Make a blog post about your local business and an event that it recently participated in. You can also talk about what goes on behind the scenes of your company. It humanizes your company, making it more relatable and encourages people to support your business.
If you’re looking for sources on some excellent storytelling, look no further than your customers! If they have positive experiences with your services or experienced success through the use of your products, you might want to give them a good feature on your website or your social media platform. The power of a good review can’t be underestimated—potential customers prefer to hear from people who have experienced using a product or a service first hand before they make a purchase themselves.
Through inbound marketing, you can create a triple threat: a glowing review of your service through a customer success story, a great piece of storytelling to add great content to your site or your platforms, and you build a valuable rapport with the rest of your customer base by showing how much you appreciate them.
Keep it moving with mobile.
Lots of businesses may overlook the mobile aspects of their websites. A significant percentage of customers now browse or do their searches through their smartphones and not a computer. It’s even more critical for customers to find local results when they are on the move and actively looking for a solution near them.
Businesses, therefore, need to ensure that their websites are optimized for mobile, easy to see and use for customers browsing from that platform. Ensure your listing has directions, landmarks, and marks where your local area is so mobile users can find you.
Reaping the Glories when You Dominate Local Search
By utilizing inbound marketing and SEO to strengthen your position on a local search, you also strengthen your online presence altogether. Your visibility among customers in your local area increases, and with that comes visibility in surrounding areas as well. Soon, with a presence large enough, it spills over to a more excellent online image in general.
Along with this comes better rankings in Google maps. People rely heavily on Maps to find directions, nearby resources, and solutions that they can easily reach from home.

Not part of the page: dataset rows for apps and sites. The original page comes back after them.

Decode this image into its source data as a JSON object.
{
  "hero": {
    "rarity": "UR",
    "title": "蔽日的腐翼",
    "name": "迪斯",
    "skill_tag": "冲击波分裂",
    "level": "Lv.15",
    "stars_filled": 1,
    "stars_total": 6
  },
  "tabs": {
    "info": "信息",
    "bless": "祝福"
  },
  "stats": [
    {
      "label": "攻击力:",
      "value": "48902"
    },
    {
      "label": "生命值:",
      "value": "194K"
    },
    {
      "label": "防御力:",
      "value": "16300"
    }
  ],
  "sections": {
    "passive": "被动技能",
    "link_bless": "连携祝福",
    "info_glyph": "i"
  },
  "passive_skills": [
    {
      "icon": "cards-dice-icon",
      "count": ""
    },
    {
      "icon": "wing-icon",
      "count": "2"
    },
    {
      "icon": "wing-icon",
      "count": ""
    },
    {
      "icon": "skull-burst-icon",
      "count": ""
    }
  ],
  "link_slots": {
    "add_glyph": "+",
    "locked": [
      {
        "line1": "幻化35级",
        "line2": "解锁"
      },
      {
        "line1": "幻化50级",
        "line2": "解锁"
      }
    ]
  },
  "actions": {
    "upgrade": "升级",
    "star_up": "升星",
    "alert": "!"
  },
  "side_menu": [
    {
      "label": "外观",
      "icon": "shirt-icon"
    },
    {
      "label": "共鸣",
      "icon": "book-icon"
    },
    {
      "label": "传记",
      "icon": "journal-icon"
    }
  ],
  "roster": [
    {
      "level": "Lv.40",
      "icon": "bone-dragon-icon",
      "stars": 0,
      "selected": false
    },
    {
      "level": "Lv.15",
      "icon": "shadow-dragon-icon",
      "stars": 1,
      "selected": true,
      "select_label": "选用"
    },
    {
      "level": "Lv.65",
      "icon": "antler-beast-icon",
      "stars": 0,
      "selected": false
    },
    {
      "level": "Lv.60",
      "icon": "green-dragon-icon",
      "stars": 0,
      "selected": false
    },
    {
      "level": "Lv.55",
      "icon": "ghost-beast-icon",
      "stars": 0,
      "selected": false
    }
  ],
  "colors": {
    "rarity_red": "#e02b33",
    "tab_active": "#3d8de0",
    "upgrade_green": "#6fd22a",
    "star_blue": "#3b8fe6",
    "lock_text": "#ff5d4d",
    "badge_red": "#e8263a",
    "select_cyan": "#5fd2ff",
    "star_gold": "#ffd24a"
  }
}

With a robust online presence, your business can shoot to the top, thanks to the many visitors heading over to check things out.
The traffic to your website is also of higher quality than before. If you find that you have significant traffic but not many conversions, it may be because customers are looking but are not interested in buying. But when you dominate local search to answer a common problem, you get more traffic from customers who are much more interested in buying from you. And it’s not just online—your physical store’s foot traffic will increase as well. Now that people know where you are and how to find you and a local business that they can easily reach, they will go straight to your store to get what they need.
This leads to overall higher conversions, better customer loyalty, and increased relevance to you and your brand.
Loco for Local Searches
Don’t underestimate what inbound marketing can do for you, especially if you use it to dominate local search. When everyone is looking for quick solutions to their problems that are more easily accessible, you want them to know that you are nearby and ready to help. It’s a win for your business and the customer and establishes a strong foundation for your brand online.
Has targeting locals changed the way your business works? What steps have your businesses taken to address local searchers and their concerns? Let us know in the comments below.